(Source data)
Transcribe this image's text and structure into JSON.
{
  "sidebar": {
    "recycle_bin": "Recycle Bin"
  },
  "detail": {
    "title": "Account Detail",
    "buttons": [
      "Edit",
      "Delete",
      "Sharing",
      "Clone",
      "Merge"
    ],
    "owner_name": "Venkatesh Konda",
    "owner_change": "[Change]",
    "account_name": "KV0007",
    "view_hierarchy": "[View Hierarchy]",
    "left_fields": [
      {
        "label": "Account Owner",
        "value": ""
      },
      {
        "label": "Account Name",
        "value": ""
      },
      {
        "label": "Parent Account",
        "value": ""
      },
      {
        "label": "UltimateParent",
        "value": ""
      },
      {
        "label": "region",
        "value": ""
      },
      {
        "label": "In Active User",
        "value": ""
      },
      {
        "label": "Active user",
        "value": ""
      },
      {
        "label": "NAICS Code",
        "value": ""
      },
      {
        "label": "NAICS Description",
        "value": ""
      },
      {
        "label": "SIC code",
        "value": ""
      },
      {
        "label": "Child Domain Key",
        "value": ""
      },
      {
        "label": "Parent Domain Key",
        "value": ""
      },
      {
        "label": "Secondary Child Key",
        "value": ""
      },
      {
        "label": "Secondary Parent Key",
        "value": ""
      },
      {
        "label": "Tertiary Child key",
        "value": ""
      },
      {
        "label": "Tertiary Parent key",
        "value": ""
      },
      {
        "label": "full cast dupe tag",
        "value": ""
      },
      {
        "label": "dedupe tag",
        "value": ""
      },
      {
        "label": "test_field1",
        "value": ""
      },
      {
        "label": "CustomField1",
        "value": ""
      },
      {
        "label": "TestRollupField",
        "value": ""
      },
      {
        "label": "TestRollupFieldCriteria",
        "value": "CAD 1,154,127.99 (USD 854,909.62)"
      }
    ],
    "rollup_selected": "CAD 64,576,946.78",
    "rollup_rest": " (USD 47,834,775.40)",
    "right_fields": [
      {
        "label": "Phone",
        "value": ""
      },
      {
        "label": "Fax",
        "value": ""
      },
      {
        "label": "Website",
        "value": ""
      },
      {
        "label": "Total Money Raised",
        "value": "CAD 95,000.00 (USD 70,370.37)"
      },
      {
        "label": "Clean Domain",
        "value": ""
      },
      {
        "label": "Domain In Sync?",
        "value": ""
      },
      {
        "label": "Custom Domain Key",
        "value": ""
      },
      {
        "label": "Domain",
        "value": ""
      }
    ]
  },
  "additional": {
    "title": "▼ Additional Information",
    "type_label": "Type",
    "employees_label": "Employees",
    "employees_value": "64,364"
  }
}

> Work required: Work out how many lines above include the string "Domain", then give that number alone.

> Final answer: 6